Industry insiders pointed out how far-reaching proposal to reform the constitution really is. If it were to pass Congress, for which the government would need to win a significant number of votes outside of its own alliance, the energy sector would effectively be handed over to the state.

The proposal includes that independent authorities such as CRE, CENACE and CNH are to be absorbed and the CFE would reintegrate its subsidiaries. Importantly, the government could gain the power to cancel any generation permits handed out to private power producers. Through this manner, the CFE could reach its desired goal of having a 56 percent market share, leaving the remainder of the market to the private sector. López Obrador also takes aim at self-supply contracts, asking how it is possible that major businesses pay less for electricity than common households. 

Opposition parties PAN and PRD were quick to denounce López Obrador’s latest initiative, but the PRI did not speak out initially. It has since released a statement saying it is open for debate, “under the premise that national growth and development should be promoted, without affecting Mexican families,” suggesting that at least some of its legislators could be swayed to support the government´s initiative.  

In his daily morning press conference, the president put this debate under tension as he suggested the opposition would scramble to defend the interests of private power producers instead. “It will be very interesting to observe these legislators, because it will become clear if they are popular representatives or simply employees of groups representing economic and political power,” said López Obrador.

According to the government, the tangible possibility of the reform failing to pass will put Mexico in a “difficult position”, as it would mean that higher electricity prices can no longer be prevented. López Obrador says that liberalizations do not actually bring costs down, pointing toward Spain as a prime example. However, critics stress that many other implications lurk over such a reform: by pulling the foundations from under the electricity market, the country’s economy will take a massive blow and possibly enter in a direct conflict with other governments, including the US. “The imposition of this reform would imply that the most modern, clean and efficient plants that belong to the private sector stop operating, violating the international treaties of which Mexico is part,” said the Business Coordinating Council (CCE) in a statement.

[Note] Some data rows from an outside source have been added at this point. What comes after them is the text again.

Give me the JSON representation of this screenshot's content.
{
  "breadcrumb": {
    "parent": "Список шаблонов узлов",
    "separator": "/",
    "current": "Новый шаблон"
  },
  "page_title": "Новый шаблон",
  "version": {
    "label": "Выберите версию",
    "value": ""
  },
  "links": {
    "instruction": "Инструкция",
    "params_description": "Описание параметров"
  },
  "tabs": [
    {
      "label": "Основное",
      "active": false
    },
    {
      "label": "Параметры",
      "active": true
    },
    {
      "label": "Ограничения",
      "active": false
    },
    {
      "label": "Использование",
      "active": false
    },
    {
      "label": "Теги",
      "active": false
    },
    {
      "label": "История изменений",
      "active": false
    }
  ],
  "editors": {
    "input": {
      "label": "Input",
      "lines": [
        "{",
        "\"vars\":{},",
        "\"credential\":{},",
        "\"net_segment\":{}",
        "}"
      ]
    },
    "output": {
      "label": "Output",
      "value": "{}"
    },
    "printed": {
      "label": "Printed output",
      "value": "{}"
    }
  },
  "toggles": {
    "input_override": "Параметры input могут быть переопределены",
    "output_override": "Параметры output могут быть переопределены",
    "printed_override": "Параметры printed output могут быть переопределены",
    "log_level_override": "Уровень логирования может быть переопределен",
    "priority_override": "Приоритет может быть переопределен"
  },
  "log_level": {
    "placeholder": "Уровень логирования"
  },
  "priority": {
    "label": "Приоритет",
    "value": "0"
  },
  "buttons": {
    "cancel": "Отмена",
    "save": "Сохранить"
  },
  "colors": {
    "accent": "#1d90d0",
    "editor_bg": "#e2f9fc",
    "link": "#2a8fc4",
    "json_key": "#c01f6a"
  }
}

López Obrador has consistently criticized the liberalizations of the 2014 Energy Reform, saying it has damaged state productive companies PEMEX and CFE in favor of profits for the private sector. The president wants to see state-owned industry work as a “lever for development” but has seen his previous measures and legislative efforts stranded in courts, which ruled that these efforts were unconstitutional. The previous bill is still under review by the Supreme Court, though energy law experts expect the highest courts to rule them as unconstitutional too. Despite the government’s setbacks, it did manage to exert its position by slowing down permitting processes and expanding its influence over independent bodies and regulators.

Photo by:   Gobierno de México
Cas Biekmann Cas Biekmann Journalist and Industry Analyst